What you are asked to do —
Word for word, reproduce the records that follow.

Material for the task —
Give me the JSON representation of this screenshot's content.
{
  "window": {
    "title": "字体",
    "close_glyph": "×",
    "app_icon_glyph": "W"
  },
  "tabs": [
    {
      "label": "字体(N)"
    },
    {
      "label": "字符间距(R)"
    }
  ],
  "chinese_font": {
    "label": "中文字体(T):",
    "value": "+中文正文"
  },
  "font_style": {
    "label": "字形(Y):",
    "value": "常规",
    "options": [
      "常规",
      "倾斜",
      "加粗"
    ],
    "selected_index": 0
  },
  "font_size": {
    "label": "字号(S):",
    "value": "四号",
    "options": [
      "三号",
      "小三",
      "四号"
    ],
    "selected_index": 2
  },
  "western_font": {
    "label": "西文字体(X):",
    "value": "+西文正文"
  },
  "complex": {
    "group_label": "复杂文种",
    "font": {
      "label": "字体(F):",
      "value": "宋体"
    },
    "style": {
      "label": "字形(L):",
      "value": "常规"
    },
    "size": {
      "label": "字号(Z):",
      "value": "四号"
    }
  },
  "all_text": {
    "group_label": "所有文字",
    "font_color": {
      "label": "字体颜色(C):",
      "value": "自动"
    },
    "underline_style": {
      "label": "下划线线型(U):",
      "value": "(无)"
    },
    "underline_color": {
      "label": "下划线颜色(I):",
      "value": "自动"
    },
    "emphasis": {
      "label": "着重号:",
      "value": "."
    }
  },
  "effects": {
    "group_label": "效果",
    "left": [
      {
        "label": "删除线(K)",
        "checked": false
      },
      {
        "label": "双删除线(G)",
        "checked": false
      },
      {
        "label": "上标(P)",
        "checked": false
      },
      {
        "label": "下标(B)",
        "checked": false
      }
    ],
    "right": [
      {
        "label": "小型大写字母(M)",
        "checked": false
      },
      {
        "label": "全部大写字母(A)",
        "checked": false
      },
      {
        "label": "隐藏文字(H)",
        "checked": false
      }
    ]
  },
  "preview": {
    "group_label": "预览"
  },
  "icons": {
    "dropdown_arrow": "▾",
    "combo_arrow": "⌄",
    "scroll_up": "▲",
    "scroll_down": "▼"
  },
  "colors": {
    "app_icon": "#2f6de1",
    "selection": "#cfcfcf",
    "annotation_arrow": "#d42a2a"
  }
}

Task answer —
Give me the JSON representation of this screenshot's content.
{
  "window": {
    "title": "字体",
    "close_glyph": "×",
    "app_icon_glyph": "W"
  },
  "tabs": [
    {
      "label": "字体(N)"
    },
    {
      "label": "字符间距(R)"
    }
  ],
  "chinese_font": {
    "label": "中文字体(T):",
    "value": "+中文正文"
  },
  "font_style": {
    "label": "字形(Y):",
    "value": "常规",
    "options": [
      "常规",
      "倾斜",
      "加粗"
    ],
    "selected_index": 0
  },
  "font_size": {
    "label": "字号(S):",
    "value": "四号",
    "options": [
      "三号",
      "小三",
      "四号"
    ],
    "selected_index": 2
  },
  "western_font": {
    "label": "西文字体(X):",
    "value": "+西文正文"
  },
  "complex": {
    "group_label": "复杂文种",
    "font": {
      "label": "字体(F):",
      "value": "宋体"
    },
    "style": {
      "label": "字形(L):",
      "value": "常规"
    },
    "size": {
      "label": "字号(Z):",
      "value": "四号"
    }
  },
  "all_text": {
    "group_label": "所有文字",
    "font_color": {
      "label": "字体颜色(C):",
      "value": "自动"
    },
    "underline_style": {
      "label": "下划线线型(U):",
      "value": "(无)"
    },
    "underline_color": {
      "label": "下划线颜色(I):",
      "value": "自动"
    },
    "emphasis": {
      "label": "着重号:",
      "value": "."
    }
  },
  "effects": {
    "group_label": "效果",
    "left": [
      {
        "label": "删除线(K)",
        "checked": false
      },
      {
        "label": "双删除线(G)",
        "checked": false
      },
      {
        "label": "上标(P)",
        "checked": false
      },
      {
        "label": "下标(B)",
        "checked": false
      }
    ],
    "right": [
      {
        "label": "小型大写字母(M)",
        "checked": false
      },
      {
        "label": "全部大写字母(A)",
        "checked": false
      },
      {
        "label": "隐藏文字(H)",
        "checked": false
      }
    ]
  },
  "preview": {
    "group_label": "预览"
  },
  "icons": {
    "dropdown_arrow": "▾",
    "combo_arrow": "⌄",
    "scroll_up": "▲",
    "scroll_down": "▼"
  },
  "colors": {
    "app_icon": "#2f6de1",
    "selection": "#cfcfcf",
    "annotation_arrow": "#d42a2a"
  }
}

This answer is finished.